--- Input data ---
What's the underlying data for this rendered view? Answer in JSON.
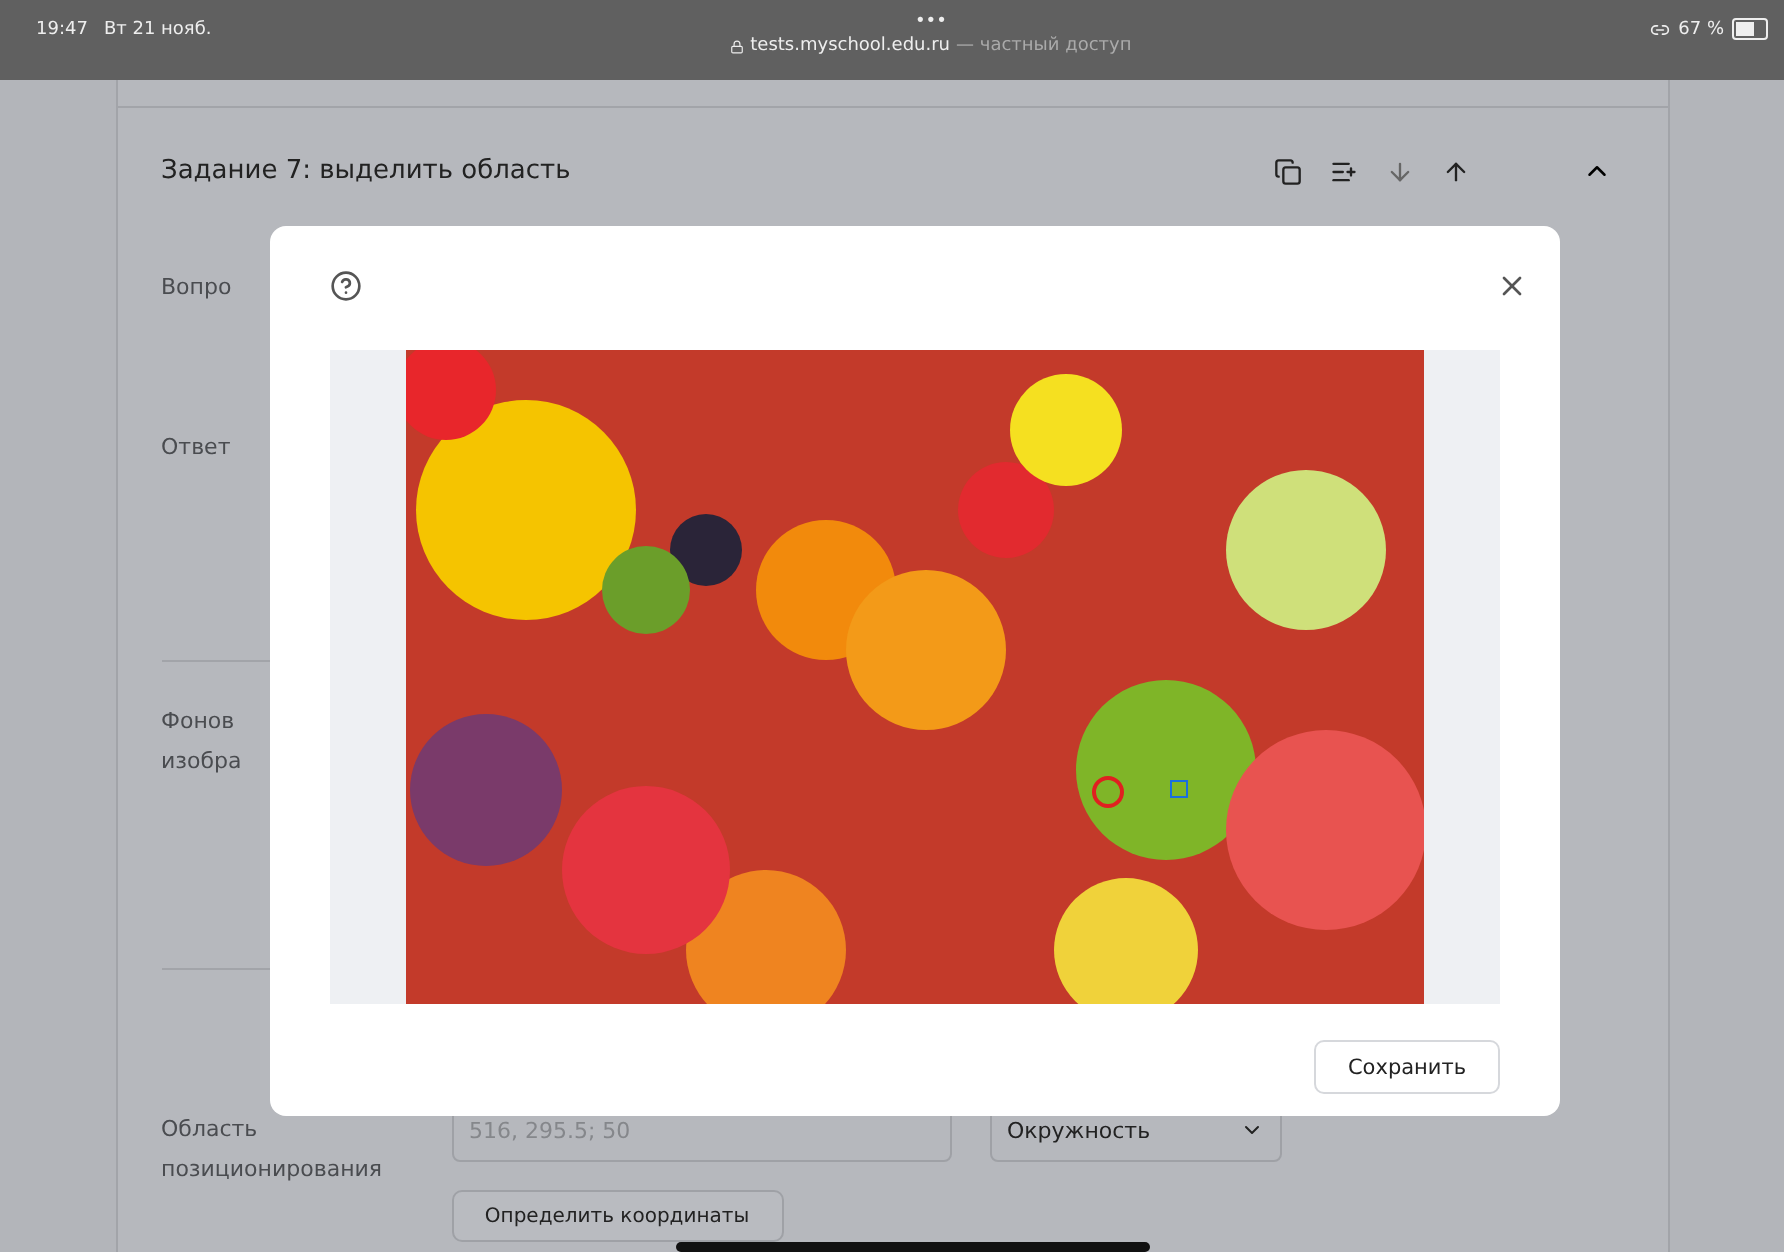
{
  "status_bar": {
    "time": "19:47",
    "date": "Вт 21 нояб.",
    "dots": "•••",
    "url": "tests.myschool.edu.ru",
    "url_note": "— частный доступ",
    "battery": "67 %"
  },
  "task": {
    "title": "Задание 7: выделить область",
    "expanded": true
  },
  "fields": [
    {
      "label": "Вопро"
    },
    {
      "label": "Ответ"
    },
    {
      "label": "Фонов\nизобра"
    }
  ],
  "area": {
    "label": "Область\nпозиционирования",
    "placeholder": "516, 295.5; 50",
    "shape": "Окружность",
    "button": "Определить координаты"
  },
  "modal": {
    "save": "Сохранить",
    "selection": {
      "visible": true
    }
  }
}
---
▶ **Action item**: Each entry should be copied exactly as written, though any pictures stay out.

▶ **Answer to this problem**:
What's the underlying data for this rendered view? Answer in JSON.
{
  "status_bar": {
    "time": "19:47",
    "date": "Вт 21 нояб.",
    "dots": "•••",
    "url": "tests.myschool.edu.ru",
    "url_note": "— частный доступ",
    "battery": "67 %"
  },
  "task": {
    "title": "Задание 7: выделить область",
    "expanded": true
  },
  "fields": [
    {
      "label": "Вопро"
    },
    {
      "label": "Ответ"
    },
    {
      "label": "Фонов\nизобра"
    }
  ],
  "area": {
    "label": "Область\nпозиционирования",
    "placeholder": "516, 295.5; 50",
    "shape": "Окружность",
    "button": "Определить координаты"
  },
  "modal": {
    "save": "Сохранить",
    "selection": {
      "visible": true
    }
  }
}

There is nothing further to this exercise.